Alongside the hard standing on the left are two beds with my arch in the middle. Because I have acid soil, I'm unable to plant my clematis direct to the soil, so I will be putting them on each side of the arch. These two beds get sun all year around, and will be a mix of herbs, some vegetables and some ornamentals.

The L-shaped bed will be for vegetables. I'm not growing a lot of vegetables at the moment, as they require more attention and energy than I can give nor have. So it will be for easy to grow veg, like my garlic, sorrel and salads.

Finally, the old dilapidated fencing has been replaced. I'm still trying to work out exactly what I'm going to do with this area. There will be a border along the fence, and probably where the pergola is going, but ideas are still whirling around in my head.

All this, along with the Raspberry border, completes the work for now. I have plans for the rest of the garden, including a pond and the pergola, but they are for next year.
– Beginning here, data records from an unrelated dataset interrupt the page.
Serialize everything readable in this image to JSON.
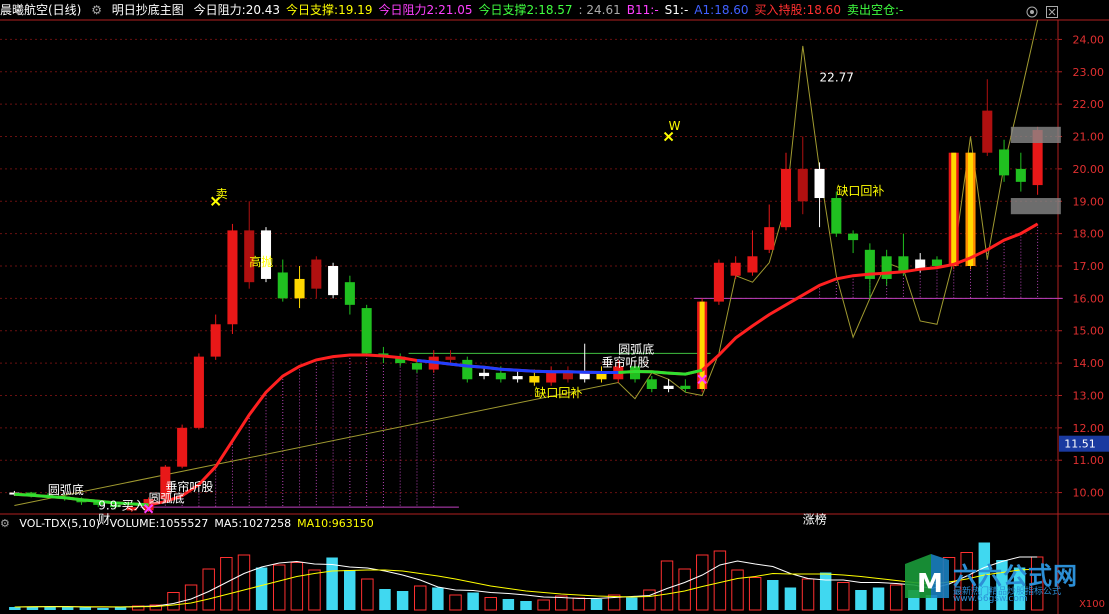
{
  "header": {
    "stock_name": "晨曦航空(日线)",
    "indicator_name": "明日抄底主图",
    "items": [
      {
        "label": "今日阻力:",
        "value": "20.43",
        "color": "#ffffff"
      },
      {
        "label": "今日支撑:",
        "value": "19.19",
        "color": "#ffff00"
      },
      {
        "label": "今日阻力2:",
        "value": "21.05",
        "color": "#ff40ff"
      },
      {
        "label": "今日支撑2:",
        "value": "18.57",
        "color": "#40ff40"
      },
      {
        "label": "",
        "value": ": 24.61",
        "color": "#aaaaaa"
      },
      {
        "label": "B11:",
        "value": "-",
        "color": "#ff40ff"
      },
      {
        "label": "S1:",
        "value": "-",
        "color": "#ffffff"
      },
      {
        "label": "A1:",
        "value": "18.60",
        "color": "#4060ff"
      },
      {
        "label": "买入持股:",
        "value": "18.60",
        "color": "#ff3030"
      },
      {
        "label": "卖出空仓:",
        "value": "-",
        "color": "#40ff40"
      }
    ]
  },
  "volume_header": {
    "indicator_name": "VOL-TDX(5,10)",
    "items": [
      {
        "label": "VOLUME:",
        "value": "1055527",
        "color": "#ffffff"
      },
      {
        "label": "MA5:",
        "value": "1027258",
        "color": "#ffffff"
      },
      {
        "label": "MA10:",
        "value": "963150",
        "color": "#ffff00"
      }
    ]
  },
  "chart_data": {
    "type": "candlestick",
    "y_ticks": [
      10.0,
      11.0,
      12.0,
      13.0,
      14.0,
      15.0,
      16.0,
      17.0,
      18.0,
      19.0,
      20.0,
      21.0,
      22.0,
      23.0,
      24.0
    ],
    "y_tick_labels": [
      "10.00",
      "11.00",
      "12.00",
      "13.00",
      "14.00",
      "15.00",
      "16.00",
      "17.00",
      "18.00",
      "19.00",
      "20.00",
      "21.00",
      "22.00",
      "23.00",
      "24.00"
    ],
    "ylim": [
      9.4,
      24.6
    ],
    "current_price_label": "11.51",
    "current_price": 11.51,
    "candles": [
      {
        "o": 9.95,
        "c": 10.0,
        "h": 10.05,
        "l": 9.9,
        "t": "w"
      },
      {
        "o": 10.0,
        "c": 9.93,
        "h": 10.02,
        "l": 9.85,
        "t": "g"
      },
      {
        "o": 9.93,
        "c": 9.88,
        "h": 9.98,
        "l": 9.82,
        "t": "g"
      },
      {
        "o": 9.88,
        "c": 9.8,
        "h": 9.95,
        "l": 9.75,
        "t": "g"
      },
      {
        "o": 9.8,
        "c": 9.7,
        "h": 9.85,
        "l": 9.62,
        "t": "g"
      },
      {
        "o": 9.7,
        "c": 9.62,
        "h": 9.75,
        "l": 9.55,
        "t": "g"
      },
      {
        "o": 9.62,
        "c": 9.55,
        "h": 9.68,
        "l": 9.48,
        "t": "g"
      },
      {
        "o": 9.55,
        "c": 9.45,
        "h": 9.6,
        "l": 9.4,
        "t": "r"
      },
      {
        "o": 9.45,
        "c": 9.8,
        "h": 9.85,
        "l": 9.4,
        "t": "r"
      },
      {
        "o": 9.8,
        "c": 10.8,
        "h": 10.85,
        "l": 9.75,
        "t": "r"
      },
      {
        "o": 10.8,
        "c": 12.0,
        "h": 12.1,
        "l": 10.75,
        "t": "r"
      },
      {
        "o": 12.0,
        "c": 14.2,
        "h": 14.3,
        "l": 11.95,
        "t": "r"
      },
      {
        "o": 14.2,
        "c": 15.2,
        "h": 15.5,
        "l": 14.1,
        "t": "r"
      },
      {
        "o": 15.2,
        "c": 18.1,
        "h": 18.3,
        "l": 14.9,
        "t": "r"
      },
      {
        "o": 18.1,
        "c": 16.5,
        "h": 19.0,
        "l": 16.3,
        "t": "dr"
      },
      {
        "o": 18.1,
        "c": 16.6,
        "h": 18.2,
        "l": 16.5,
        "t": "w"
      },
      {
        "o": 16.8,
        "c": 16.0,
        "h": 17.2,
        "l": 15.9,
        "t": "g"
      },
      {
        "o": 16.6,
        "c": 16.0,
        "h": 17.0,
        "l": 15.7,
        "t": "y"
      },
      {
        "o": 17.2,
        "c": 16.3,
        "h": 17.3,
        "l": 16.0,
        "t": "dr"
      },
      {
        "o": 17.0,
        "c": 16.1,
        "h": 17.1,
        "l": 16.0,
        "t": "w"
      },
      {
        "o": 16.5,
        "c": 15.8,
        "h": 16.7,
        "l": 15.5,
        "t": "g"
      },
      {
        "o": 15.7,
        "c": 14.3,
        "h": 15.8,
        "l": 14.2,
        "t": "g"
      },
      {
        "o": 14.3,
        "c": 14.2,
        "h": 14.5,
        "l": 14.0,
        "t": "g"
      },
      {
        "o": 14.2,
        "c": 14.0,
        "h": 14.3,
        "l": 13.9,
        "t": "g"
      },
      {
        "o": 14.0,
        "c": 13.8,
        "h": 14.1,
        "l": 13.7,
        "t": "g"
      },
      {
        "o": 13.8,
        "c": 14.2,
        "h": 14.4,
        "l": 13.7,
        "t": "r"
      },
      {
        "o": 14.2,
        "c": 14.1,
        "h": 14.4,
        "l": 14.0,
        "t": "dr"
      },
      {
        "o": 14.1,
        "c": 13.5,
        "h": 14.2,
        "l": 13.4,
        "t": "g"
      },
      {
        "o": 13.6,
        "c": 13.7,
        "h": 13.9,
        "l": 13.5,
        "t": "w"
      },
      {
        "o": 13.7,
        "c": 13.5,
        "h": 13.9,
        "l": 13.4,
        "t": "g"
      },
      {
        "o": 13.5,
        "c": 13.6,
        "h": 13.8,
        "l": 13.4,
        "t": "w"
      },
      {
        "o": 13.6,
        "c": 13.4,
        "h": 13.8,
        "l": 13.3,
        "t": "y"
      },
      {
        "o": 13.4,
        "c": 13.7,
        "h": 13.9,
        "l": 13.3,
        "t": "r"
      },
      {
        "o": 13.7,
        "c": 13.5,
        "h": 13.9,
        "l": 13.4,
        "t": "dr"
      },
      {
        "o": 13.5,
        "c": 13.7,
        "h": 14.6,
        "l": 13.4,
        "t": "w"
      },
      {
        "o": 13.7,
        "c": 13.5,
        "h": 13.9,
        "l": 13.4,
        "t": "y"
      },
      {
        "o": 13.5,
        "c": 13.9,
        "h": 14.1,
        "l": 13.4,
        "t": "r"
      },
      {
        "o": 13.9,
        "c": 13.5,
        "h": 14.0,
        "l": 13.4,
        "t": "g"
      },
      {
        "o": 13.5,
        "c": 13.2,
        "h": 13.6,
        "l": 13.1,
        "t": "g"
      },
      {
        "o": 13.2,
        "c": 13.3,
        "h": 13.5,
        "l": 13.1,
        "t": "w"
      },
      {
        "o": 13.3,
        "c": 13.2,
        "h": 13.5,
        "l": 13.1,
        "t": "g"
      },
      {
        "o": 13.2,
        "c": 15.9,
        "h": 16.0,
        "l": 13.1,
        "t": "rb"
      },
      {
        "o": 15.9,
        "c": 17.1,
        "h": 17.2,
        "l": 15.8,
        "t": "r"
      },
      {
        "o": 17.1,
        "c": 16.7,
        "h": 17.3,
        "l": 16.6,
        "t": "r"
      },
      {
        "o": 16.8,
        "c": 17.3,
        "h": 18.1,
        "l": 16.7,
        "t": "r"
      },
      {
        "o": 17.5,
        "c": 18.2,
        "h": 18.9,
        "l": 17.4,
        "t": "r"
      },
      {
        "o": 18.2,
        "c": 20.0,
        "h": 20.5,
        "l": 18.1,
        "t": "r"
      },
      {
        "o": 20.0,
        "c": 19.0,
        "h": 21.0,
        "l": 18.6,
        "t": "dr"
      },
      {
        "o": 20.0,
        "c": 19.1,
        "h": 20.2,
        "l": 18.2,
        "t": "w"
      },
      {
        "o": 19.1,
        "c": 18.0,
        "h": 19.3,
        "l": 17.9,
        "t": "g"
      },
      {
        "o": 18.0,
        "c": 17.8,
        "h": 18.1,
        "l": 17.4,
        "t": "g"
      },
      {
        "o": 17.5,
        "c": 16.6,
        "h": 17.7,
        "l": 16.0,
        "t": "g"
      },
      {
        "o": 16.6,
        "c": 17.3,
        "h": 17.5,
        "l": 16.4,
        "t": "g"
      },
      {
        "o": 17.3,
        "c": 16.8,
        "h": 18.0,
        "l": 16.7,
        "t": "g"
      },
      {
        "o": 16.9,
        "c": 17.2,
        "h": 17.4,
        "l": 16.8,
        "t": "w"
      },
      {
        "o": 17.2,
        "c": 17.0,
        "h": 17.3,
        "l": 16.9,
        "t": "g"
      },
      {
        "o": 17.0,
        "c": 20.5,
        "h": 20.5,
        "l": 16.9,
        "t": "rb"
      },
      {
        "o": 17.0,
        "c": 20.5,
        "h": 20.5,
        "l": 16.9,
        "t": "ob"
      },
      {
        "o": 20.5,
        "c": 21.8,
        "h": 22.77,
        "l": 20.4,
        "t": "dr"
      },
      {
        "o": 20.6,
        "c": 19.8,
        "h": 20.9,
        "l": 19.6,
        "t": "g"
      },
      {
        "o": 20.0,
        "c": 19.6,
        "h": 20.5,
        "l": 19.3,
        "t": "g"
      },
      {
        "o": 19.5,
        "c": 21.2,
        "h": 21.3,
        "l": 19.2,
        "t": "r"
      }
    ],
    "ma_line": [
      9.95,
      9.92,
      9.88,
      9.84,
      9.78,
      9.73,
      9.68,
      9.65,
      9.62,
      9.72,
      9.9,
      10.25,
      10.8,
      11.6,
      12.4,
      13.1,
      13.6,
      13.9,
      14.1,
      14.2,
      14.25,
      14.25,
      14.22,
      14.17,
      14.08,
      14.03,
      13.97,
      13.91,
      13.87,
      13.81,
      13.78,
      13.75,
      13.73,
      13.73,
      13.72,
      13.71,
      13.71,
      13.74,
      13.73,
      13.69,
      13.66,
      13.78,
      14.25,
      14.78,
      15.15,
      15.5,
      15.8,
      16.1,
      16.4,
      16.6,
      16.7,
      16.75,
      16.78,
      16.82,
      16.9,
      16.95,
      17.05,
      17.25,
      17.5,
      17.8,
      18.0,
      18.3
    ],
    "ma_line_blue_segment": [
      24,
      36
    ],
    "ma_line_green_segments": [
      [
        0,
        8
      ],
      [
        36,
        41
      ]
    ],
    "thin_line": [
      9.6,
      null,
      null,
      null,
      null,
      null,
      null,
      null,
      null,
      null,
      null,
      null,
      null,
      null,
      null,
      null,
      null,
      null,
      null,
      null,
      null,
      null,
      null,
      null,
      null,
      null,
      null,
      null,
      null,
      null,
      null,
      null,
      null,
      null,
      null,
      null,
      13.4,
      12.9,
      13.7,
      13.5,
      13.1,
      13.0,
      14.3,
      16.7,
      16.5,
      17.1,
      18.9,
      23.8,
      20.0,
      16.7,
      14.8,
      16.0,
      17.1,
      16.9,
      15.3,
      15.2,
      17.2,
      21.0,
      17.2,
      20.1,
      22.3,
      24.6
    ],
    "h_lines": [
      {
        "y": 9.55,
        "from": 8,
        "to": 26,
        "color": "#c040c0"
      },
      {
        "y": 16.0,
        "from": 41,
        "to": 62,
        "color": "#c040c0"
      },
      {
        "y": 14.3,
        "from": 24,
        "to": 41,
        "color": "#40c040"
      }
    ],
    "annotations": [
      {
        "text": "圆弧底",
        "i": 2,
        "y": 9.95,
        "color": "#ffffff"
      },
      {
        "text": "圆弧底",
        "i": 8,
        "y": 9.7,
        "color": "#ffffff"
      },
      {
        "text": "垂帘听股",
        "i": 9,
        "y": 10.05,
        "color": "#ffffff"
      },
      {
        "text": "9.9-买入",
        "i": 5,
        "y": 9.47,
        "color": "#ffffff"
      },
      {
        "text": "财",
        "i": 5,
        "y": 9.05,
        "color": "#ffffff"
      },
      {
        "text": "卖",
        "i": 12,
        "y": 19.1,
        "color": "#ffff00"
      },
      {
        "text": "高抛",
        "i": 14,
        "y": 17.0,
        "color": "#ffff00"
      },
      {
        "text": "缺口回补",
        "i": 31,
        "y": 12.95,
        "color": "#ffff00"
      },
      {
        "text": "垂帘听股",
        "i": 35,
        "y": 13.9,
        "color": "#ffffff"
      },
      {
        "text": "圆弧底",
        "i": 36,
        "y": 14.3,
        "color": "#ffffff"
      },
      {
        "text": "W",
        "i": 39,
        "y": 21.2,
        "color": "#ffff00"
      },
      {
        "text": "22.77",
        "i": 48,
        "y": 22.7,
        "color": "#ffffff"
      },
      {
        "text": "缺口回补",
        "i": 49,
        "y": 19.2,
        "color": "#ffff00"
      },
      {
        "text": "涨榜",
        "i": 47,
        "y": 9.05,
        "color": "#ffffff"
      }
    ],
    "volume": {
      "ylim": [
        0,
        1.5
      ],
      "bars": [
        {
          "v": 0.06,
          "t": "g"
        },
        {
          "v": 0.07,
          "t": "g"
        },
        {
          "v": 0.07,
          "t": "g"
        },
        {
          "v": 0.06,
          "t": "g"
        },
        {
          "v": 0.05,
          "t": "g"
        },
        {
          "v": 0.04,
          "t": "g"
        },
        {
          "v": 0.05,
          "t": "g"
        },
        {
          "v": 0.08,
          "t": "r"
        },
        {
          "v": 0.1,
          "t": "r"
        },
        {
          "v": 0.35,
          "t": "r"
        },
        {
          "v": 0.5,
          "t": "r"
        },
        {
          "v": 0.82,
          "t": "r"
        },
        {
          "v": 1.05,
          "t": "r"
        },
        {
          "v": 1.1,
          "t": "r"
        },
        {
          "v": 0.85,
          "t": "g"
        },
        {
          "v": 0.9,
          "t": "r"
        },
        {
          "v": 0.95,
          "t": "r"
        },
        {
          "v": 0.8,
          "t": "r"
        },
        {
          "v": 1.05,
          "t": "g"
        },
        {
          "v": 0.8,
          "t": "g"
        },
        {
          "v": 0.62,
          "t": "r"
        },
        {
          "v": 0.42,
          "t": "g"
        },
        {
          "v": 0.38,
          "t": "g"
        },
        {
          "v": 0.48,
          "t": "r"
        },
        {
          "v": 0.45,
          "t": "g"
        },
        {
          "v": 0.3,
          "t": "r"
        },
        {
          "v": 0.35,
          "t": "g"
        },
        {
          "v": 0.25,
          "t": "r"
        },
        {
          "v": 0.22,
          "t": "g"
        },
        {
          "v": 0.18,
          "t": "g"
        },
        {
          "v": 0.2,
          "t": "r"
        },
        {
          "v": 0.28,
          "t": "r"
        },
        {
          "v": 0.24,
          "t": "r"
        },
        {
          "v": 0.22,
          "t": "g"
        },
        {
          "v": 0.3,
          "t": "r"
        },
        {
          "v": 0.25,
          "t": "g"
        },
        {
          "v": 0.4,
          "t": "r"
        },
        {
          "v": 0.98,
          "t": "r"
        },
        {
          "v": 0.82,
          "t": "r"
        },
        {
          "v": 1.1,
          "t": "r"
        },
        {
          "v": 1.18,
          "t": "r"
        },
        {
          "v": 0.8,
          "t": "r"
        },
        {
          "v": 0.65,
          "t": "r"
        },
        {
          "v": 0.6,
          "t": "g"
        },
        {
          "v": 0.45,
          "t": "g"
        },
        {
          "v": 0.62,
          "t": "r"
        },
        {
          "v": 0.75,
          "t": "g"
        },
        {
          "v": 0.55,
          "t": "r"
        },
        {
          "v": 0.4,
          "t": "g"
        },
        {
          "v": 0.45,
          "t": "g"
        },
        {
          "v": 0.5,
          "t": "r"
        },
        {
          "v": 0.4,
          "t": "g"
        },
        {
          "v": 0.3,
          "t": "g"
        },
        {
          "v": 1.05,
          "t": "r"
        },
        {
          "v": 1.15,
          "t": "r"
        },
        {
          "v": 1.35,
          "t": "g"
        },
        {
          "v": 1.0,
          "t": "g"
        },
        {
          "v": 0.85,
          "t": "g"
        },
        {
          "v": 1.06,
          "t": "r"
        }
      ],
      "ma5": [
        0.06,
        0.065,
        0.07,
        0.07,
        0.06,
        0.06,
        0.06,
        0.07,
        0.08,
        0.13,
        0.22,
        0.37,
        0.55,
        0.73,
        0.86,
        0.94,
        0.97,
        0.92,
        0.91,
        0.86,
        0.84,
        0.78,
        0.7,
        0.6,
        0.46,
        0.4,
        0.39,
        0.35,
        0.33,
        0.3,
        0.26,
        0.25,
        0.23,
        0.23,
        0.25,
        0.27,
        0.29,
        0.43,
        0.55,
        0.7,
        0.9,
        0.98,
        0.92,
        0.87,
        0.73,
        0.63,
        0.6,
        0.6,
        0.55,
        0.55,
        0.53,
        0.5,
        0.43,
        0.52,
        0.68,
        0.85,
        0.97,
        1.06,
        1.06
      ],
      "ma10": [
        0.06,
        0.065,
        0.065,
        0.065,
        0.065,
        0.065,
        0.063,
        0.065,
        0.07,
        0.1,
        0.14,
        0.22,
        0.31,
        0.4,
        0.49,
        0.58,
        0.67,
        0.73,
        0.78,
        0.79,
        0.8,
        0.8,
        0.78,
        0.73,
        0.68,
        0.62,
        0.55,
        0.48,
        0.43,
        0.38,
        0.35,
        0.32,
        0.3,
        0.28,
        0.27,
        0.26,
        0.27,
        0.32,
        0.38,
        0.47,
        0.55,
        0.63,
        0.67,
        0.73,
        0.72,
        0.72,
        0.72,
        0.7,
        0.67,
        0.63,
        0.59,
        0.55,
        0.52,
        0.56,
        0.62,
        0.7,
        0.75,
        0.8,
        0.82
      ]
    }
  },
  "watermark": {
    "text": "六六公式网",
    "sub": "最新热门精品炒股指标公式",
    "url": "www.66gsw.com",
    "logo_letter": "M"
  },
  "y_axis_unit_label": "X100"
}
I also know that there is an issue with some standing water over parts of the grass, when we get lots of rain, and I need to work out how to manage that.

This interim design allows me to get plants into the ground, and the raised beds will make things easier on my back and my energy levels. I can now start gardening whilst I still work out what to do with the rest of the garden. Plus, time to save for the next round of work.

Now that the landscaping has been completed, next up is the planting - the best bit!

* * * * *
My landscaper was Mark Spence, John and Jordan, of Spences Landscapes, Sheffield. They did a fine job and I definitely recommend them.

*I blogged about this in my original new garden blogpost, so I'll not repeat myself here.
**I'll talk about the actual plants once they start going in the ground.